That’s a lot. How do I, er, stop peeing?

Well that’s a good question – but going to the loo is one clear sign that you are drinking enough water. Your wee should be the colour of light straw to ensure it is flushing out the toxins it should be, darker and you need more water, lighter and you need a bit less.

The best way to avoid constantly going to the loo though is to just pop a dash of sea salt into one of the glasses – and make sure you drink the lion’s share of your water (around 60-70 per cent) before noon.

Does it HAVE to be water?

The good news is to stay hydrated, it doesn’t have to be all water – other fluids: tea, coffee, milk and soft drinks do count. But do not use these as a total replacement for water… There is an excellent list of the pros and cons of all drinks on this NHS web page.

Cheers!

How to lose an inch from your belly

I suppose instead of How to lose an inch from your belly, this article could be called How to put on an inch on your belly!

We’ve just returned from a family holiday in Tenerife. The weather was gorgeous and the hotel was great, it was the perfect solution to a busy December and a great way to let our batteries recharge in the sun.

The problem with our break was we were staying at an all-inclusive resort – a great way to budget but not great on your waistline when you can go to the restaurant or bar and eat and drink what you want, when you want.

In less than a week, I managed to put on almost 1.5kg in weight – that’s almost four pounds in old money. Imagine if I’d not been going for a daily run!

So how does it work?

Well, in its simplest terms, weight gain is a purely mathematical concept.

Of course, some people have faster metabolisms or different body shapes than others and this can affect the maths, but as a general rule:

  • take on more fuel more than the energy you expend and you will put on weight,
  • take on less fuel than the energy you expend and you will lose weight.

According to Runner’s World, researchers have found that an inch of belly fat equates to around 14,000 calories – and believe me, it’s not hard to put that on in a month.

We need a basic calorific intake to maintain our bodily functions if we remain sedentary or largely inactive – that figure is around 2,000 calories for a woman and 2,500 for a man.

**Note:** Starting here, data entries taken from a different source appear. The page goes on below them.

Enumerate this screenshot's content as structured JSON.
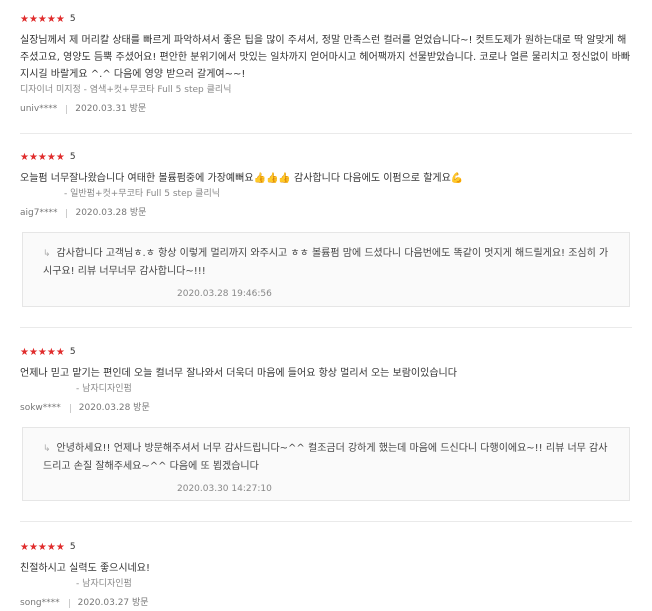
{
  "reviews": [
    {
      "stars": "★★★★★",
      "score": "5",
      "text": "실장님께서 제 머리칼 상태를 빠르게 파악하셔서 좋은 팁을 많이 주셔서, 정말 만족스런 컬러를 얻었습니다~! 컷트도제가 원하는대로 딱 알맞게 해주셨고요, 영양도 듬뿍 주셨어요! 편안한 분위기에서 맛있는 일차까지 얻어마시고 헤어팩까지 선물받았습니다. 코로나 얼른 물리치고 정신없이 바빠지시길 바랄게요 ^.^ 다음에 영양 받으러 갈게여~~!",
      "service": "디자이너 미지정 - 염색+컷+무코타 Full 5 step 클리닉",
      "author": "univ****",
      "date": "2020.03.31 방문"
    },
    {
      "stars": "★★★★★",
      "score": "5",
      "text": "오늘펌 너무잘나왔습니다 여태한 볼륨펌중에 가장예뻐요",
      "text_emoji": "👍👍👍",
      "text_after": " 감사합니다 다음에도 이펌으로 할게요",
      "text_emoji2": "💪",
      "service": "- 일반펌+컷+무코타 Full 5 step 클리닉",
      "author": "aig7****",
      "date": "2020.03.28 방문",
      "reply": {
        "text": "감사합니다 고객님ㅎ.ㅎ 항상 이렇게 멀리까지 와주시고 ㅎㅎ 볼륨펌 맘에 드셨다니 다음번에도 똑같이 멋지게 해드릴게요! 조심히 가시구요! 리뷰 너무너무 감사합니다~!!!",
        "date": "2020.03.28 19:46:56"
      }
    },
    {
      "stars": "★★★★★",
      "score": "5",
      "text": "언제나 믿고 맡기는 편인데 오늘 컬너무 잘나와서 더욱더 마음에 들어요 항상 멀리서 오는 보람이있습니다",
      "service": "- 남자디자인펌",
      "author": "sokw****",
      "date": "2020.03.28 방문",
      "reply": {
        "text": "안녕하세요!! 언제나 방문해주셔서 너무 감사드립니다~^^ 컬조금더 강하게 했는데 마음에 드신다니 다행이에요~!! 리뷰 너무 감사드리고 손질 잘해주세요~^^ 다음에 또 뵙겠습니다",
        "date": "2020.03.30 14:27:10"
      }
    },
    {
      "stars": "★★★★★",
      "score": "5",
      "text": "친절하시고 실력도 좋으시네요!",
      "service": "- 남자디자인펌",
      "author": "song****",
      "date": "2020.03.27 방문"
    }
  ],
  "icons": {
    "reply": "reply-arrow-icon",
    "star": "star-icon"
  },
  "colors": {
    "star": "#e02c2c"
  }
}
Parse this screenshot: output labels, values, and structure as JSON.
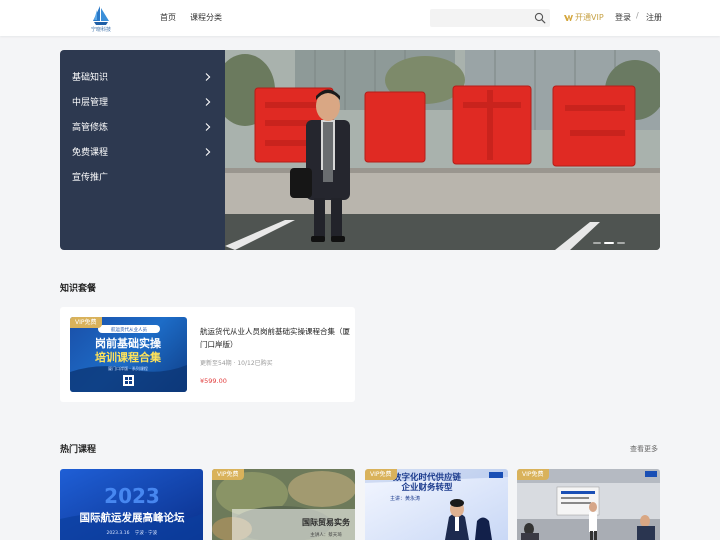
{
  "header": {
    "logo_text": "宁晓科技",
    "nav": [
      "首页",
      "课程分类"
    ],
    "search_placeholder": "",
    "vip_label": "开通VIP",
    "login_label": "登录",
    "separator": "/",
    "register_label": "注册"
  },
  "categories": [
    {
      "label": "基础知识",
      "has_arrow": true
    },
    {
      "label": "中层管理",
      "has_arrow": true
    },
    {
      "label": "高管修炼",
      "has_arrow": true
    },
    {
      "label": "免费课程",
      "has_arrow": true
    },
    {
      "label": "宣传推广",
      "has_arrow": false
    }
  ],
  "banner": {
    "sign_text": "富马拉雅"
  },
  "knowledge_section": {
    "title": "知识套餐",
    "package": {
      "badge": "VIP免费",
      "thumb_header": "航运货代从业人员",
      "thumb_title_1": "岗前基础实操",
      "thumb_title_2": "培训课程合集",
      "thumb_sub": "厦门口岸版 · 系列课程",
      "title": "航运货代从业人员岗前基础实操课程合集（厦门口岸版）",
      "meta": "更新至54期 · 10/12已购买",
      "price": "¥599.00"
    }
  },
  "hot_section": {
    "title": "热门课程",
    "more_label": "查看更多",
    "courses": [
      {
        "badge": "",
        "title_big": "2023",
        "title_main": "国际航运发展高峰论坛",
        "date": "2023.3.16",
        "place": "宁波 · 宁波"
      },
      {
        "badge": "VIP免费",
        "title_main": "国际贸易实务",
        "speaker": "主讲人：蔡天琦"
      },
      {
        "badge": "VIP免费",
        "title_main": "数字化时代供应链",
        "title_sub": "企业财务转型",
        "speaker": "主讲：黄永涛"
      },
      {
        "badge": "VIP免费"
      }
    ]
  },
  "colors": {
    "menu_bg": "#2d3950",
    "accent_vip": "#c7a245",
    "price": "#e23c3c",
    "sign_red": "#e02a23"
  }
}
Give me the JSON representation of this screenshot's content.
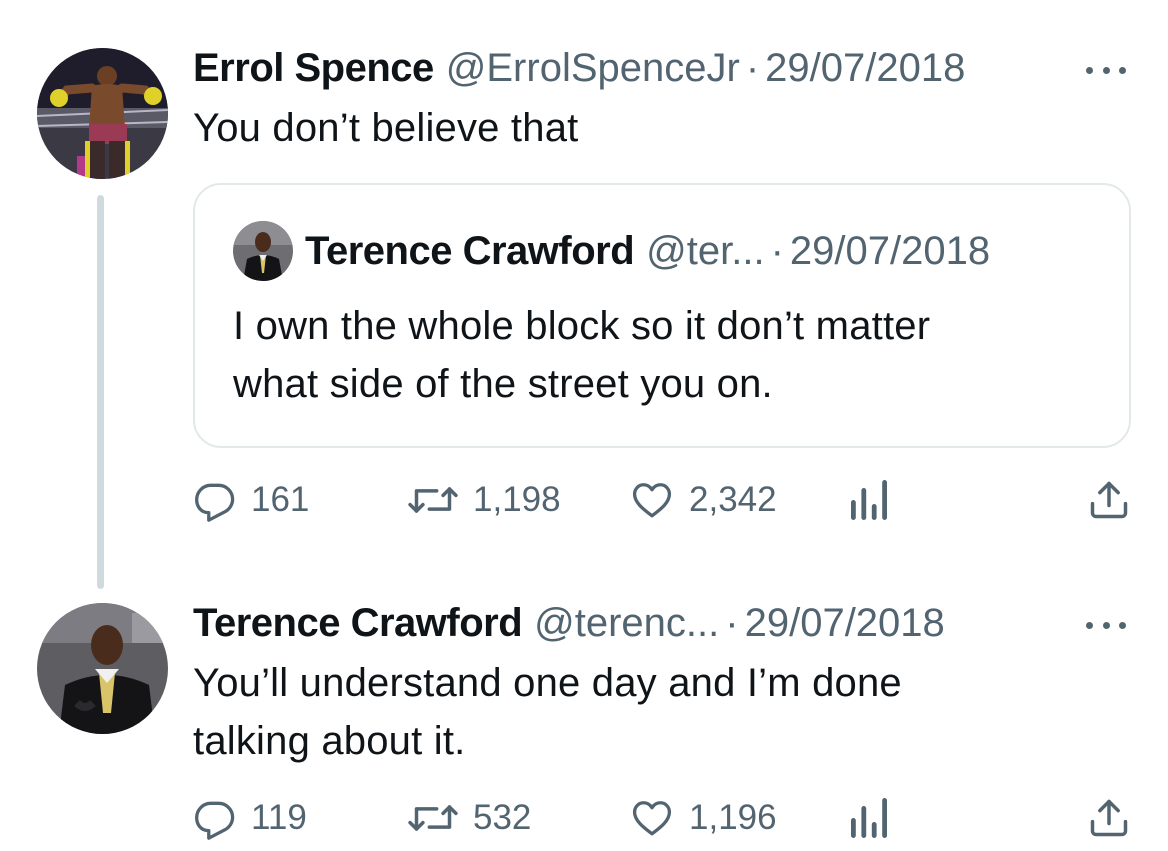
{
  "tweets": [
    {
      "author_name": "Errol Spence",
      "handle": "@ErrolSpenceJr",
      "separator": "·",
      "date": "29/07/2018",
      "text": "You don’t believe that",
      "avatar_icon": "avatar-boxer-photo",
      "quote": {
        "author_name": "Terence Crawford",
        "handle": "@ter...",
        "separator": "·",
        "date": "29/07/2018",
        "text_lines": [
          "I own the whole block so it don’t matter",
          "what side of the street you on."
        ],
        "avatar_icon": "avatar-suit-photo"
      },
      "stats": {
        "replies": "161",
        "reposts": "1,198",
        "likes": "2,342"
      }
    },
    {
      "author_name": "Terence Crawford",
      "handle": "@terenc...",
      "separator": "·",
      "date": "29/07/2018",
      "text_lines": [
        "You’ll understand one day and I’m done",
        "talking about it."
      ],
      "avatar_icon": "avatar-suit-photo",
      "stats": {
        "replies": "119",
        "reposts": "532",
        "likes": "1,196"
      }
    }
  ],
  "icons": {
    "reply": "reply-icon",
    "repost": "repost-icon",
    "like": "like-icon",
    "views": "views-icon",
    "share": "share-icon",
    "more": "more-icon"
  },
  "colors": {
    "text": "#0f1419",
    "secondary": "#536471",
    "border": "#e3e8eb",
    "thread_line": "#cfd9de"
  }
}
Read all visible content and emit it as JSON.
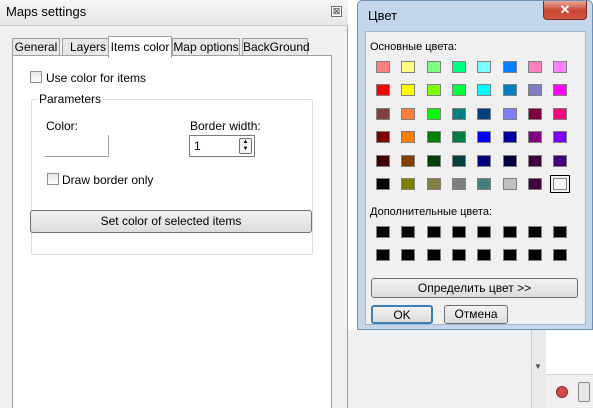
{
  "maps_settings": {
    "title": "Maps settings",
    "close_glyph": "⊠",
    "tabs": [
      "General",
      "Layers",
      "Items color",
      "Map options",
      "BackGround"
    ],
    "active_tab": "Items color",
    "use_color_label": "Use color for items",
    "parameters_label": "Parameters",
    "color_label": "Color:",
    "border_width_label": "Border width:",
    "border_width_value": "1",
    "draw_border_label": "Draw border only",
    "set_color_button": "Set color of selected items"
  },
  "color_dialog": {
    "title": "Цвет",
    "close_glyph": "✕",
    "basic_colors_label": "Основные цвета:",
    "custom_colors_label": "Дополнительные цвета:",
    "define_button": "Определить цвет >>",
    "ok_button": "OK",
    "cancel_button": "Отмена",
    "basic_colors": [
      [
        "#ff8080",
        "#ffff80",
        "#80ff80",
        "#00ff80",
        "#80ffff",
        "#0080ff",
        "#ff80c0",
        "#ff80ff"
      ],
      [
        "#ff0000",
        "#ffff00",
        "#80ff00",
        "#00ff40",
        "#00ffff",
        "#0080c0",
        "#8080c0",
        "#ff00ff"
      ],
      [
        "#804040",
        "#ff8040",
        "#00ff00",
        "#008080",
        "#004080",
        "#8080ff",
        "#800040",
        "#ff0080"
      ],
      [
        "#800000",
        "#ff8000",
        "#008000",
        "#008040",
        "#0000ff",
        "#0000a0",
        "#800080",
        "#8000ff"
      ],
      [
        "#400000",
        "#804000",
        "#004000",
        "#004040",
        "#000080",
        "#000040",
        "#400040",
        "#400080"
      ],
      [
        "#000000",
        "#808000",
        "#808040",
        "#808080",
        "#408080",
        "#c0c0c0",
        "#400040",
        "#ffffff"
      ]
    ],
    "custom_colors": [
      [
        "#000000",
        "#000000",
        "#000000",
        "#000000",
        "#000000",
        "#000000",
        "#000000",
        "#000000"
      ],
      [
        "#000000",
        "#000000",
        "#000000",
        "#000000",
        "#000000",
        "#000000",
        "#000000",
        "#000000"
      ]
    ]
  }
}
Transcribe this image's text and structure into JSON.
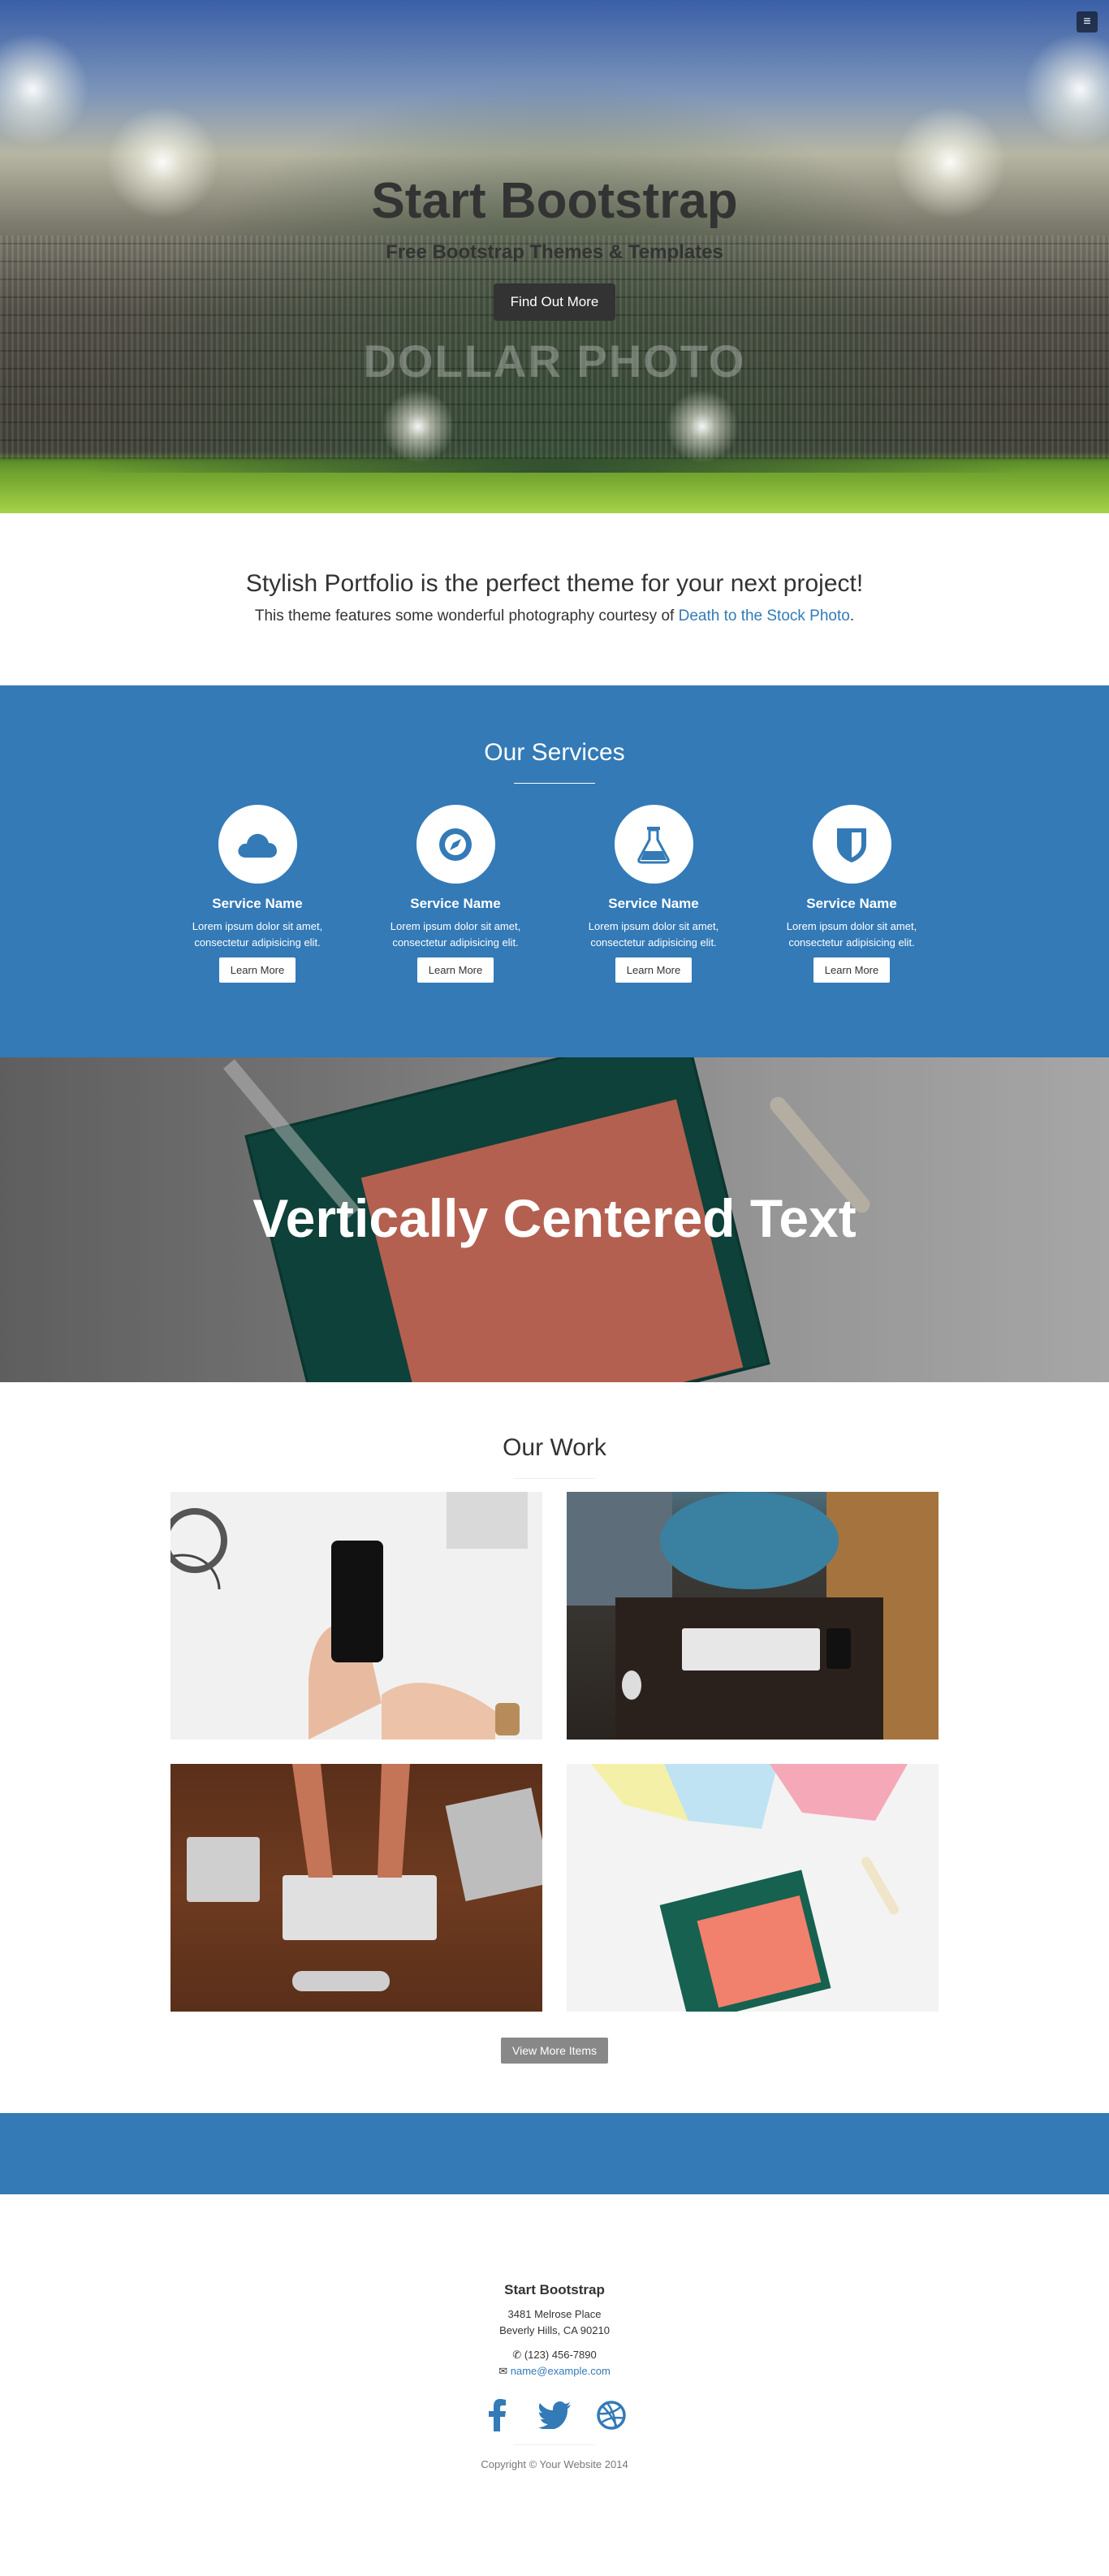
{
  "hero": {
    "title": "Start Bootstrap",
    "subtitle": "Free Bootstrap Themes & Templates",
    "button_label": "Find Out More",
    "watermark": "DOLLAR PHOTO"
  },
  "menu": {
    "icon": "menu-icon",
    "glyph": "≡"
  },
  "about": {
    "heading": "Stylish Portfolio is the perfect theme for your next project!",
    "text_prefix": "This theme features some wonderful photography courtesy of ",
    "link_text": "Death to the Stock Photo",
    "text_suffix": "."
  },
  "services": {
    "heading": "Our Services",
    "items": [
      {
        "icon": "cloud-icon",
        "name": "Service Name",
        "line1": "Lorem ipsum dolor sit amet,",
        "line2": "consectetur adipisicing elit.",
        "button": "Learn More"
      },
      {
        "icon": "compass-icon",
        "name": "Service Name",
        "line1": "Lorem ipsum dolor sit amet,",
        "line2": "consectetur adipisicing elit.",
        "button": "Learn More"
      },
      {
        "icon": "flask-icon",
        "name": "Service Name",
        "line1": "Lorem ipsum dolor sit amet,",
        "line2": "consectetur adipisicing elit.",
        "button": "Learn More"
      },
      {
        "icon": "shield-icon",
        "name": "Service Name",
        "line1": "Lorem ipsum dolor sit amet,",
        "line2": "consectetur adipisicing elit.",
        "button": "Learn More"
      }
    ],
    "accent_color": "#337ab7"
  },
  "callout": {
    "heading": "Vertically Centered Text"
  },
  "portfolio": {
    "heading": "Our Work",
    "items": [
      {
        "image": "phone-hands-photo"
      },
      {
        "image": "keyboard-desk-photo"
      },
      {
        "image": "typing-hands-photo"
      },
      {
        "image": "drawing-paper-photo"
      }
    ],
    "button": "View More Items"
  },
  "footer": {
    "title": "Start Bootstrap",
    "address_line1": "3481 Melrose Place",
    "address_line2": "Beverly Hills, CA 90210",
    "phone": "(123) 456-7890",
    "email": "name@example.com",
    "socials": [
      "facebook-icon",
      "twitter-icon",
      "dribbble-icon"
    ],
    "copyright": "Copyright © Your Website 2014"
  }
}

Anything over this is excess and will make us add weight, anything less will make us lose weight.

In weight terms, 3,500 calories is roughly equivalent to a pound of fat – if you take on just an extra 500 calories a day more than you expend, it would take just a week to put on a pound, and just a month to put on four pounds (2kg) and an extra inch of belly fat (four weeks at 3,500 calories is 14,000 calories).

So what constitutes an extra 500 calories a day?

Well, take your pick: two cans of Stella, a glass and a half of Bailey’s, three glasses of champagne, two small Danish pastries, 100g of chocolate, a Big Mac… any number of things that can easily slip into your diet and soon add up.

Equally, of course, you can expend an extra 500 calories a day, eat your regulation daily amount and you should lose an inch around your belly (providing you are not cheating!)

What can you do to burn an extra 500 calories?

For a 180lb man, an hour of shadow boxing, walking with a rucksack, light cycling or football training will all burn more than 500 calories.

Plus there’s an added benefit to exercise – the fitter you are, the more calories you burn when resting (muscle needs more fuel than fat), so the benefits last much longer than just the hour in which you will have exercised.

If you’re finding it hard to banish the new year blues, stick to your fitness resolution or need some tips on nutrition, drop me a line via the contact form and I’ll give you the push you need.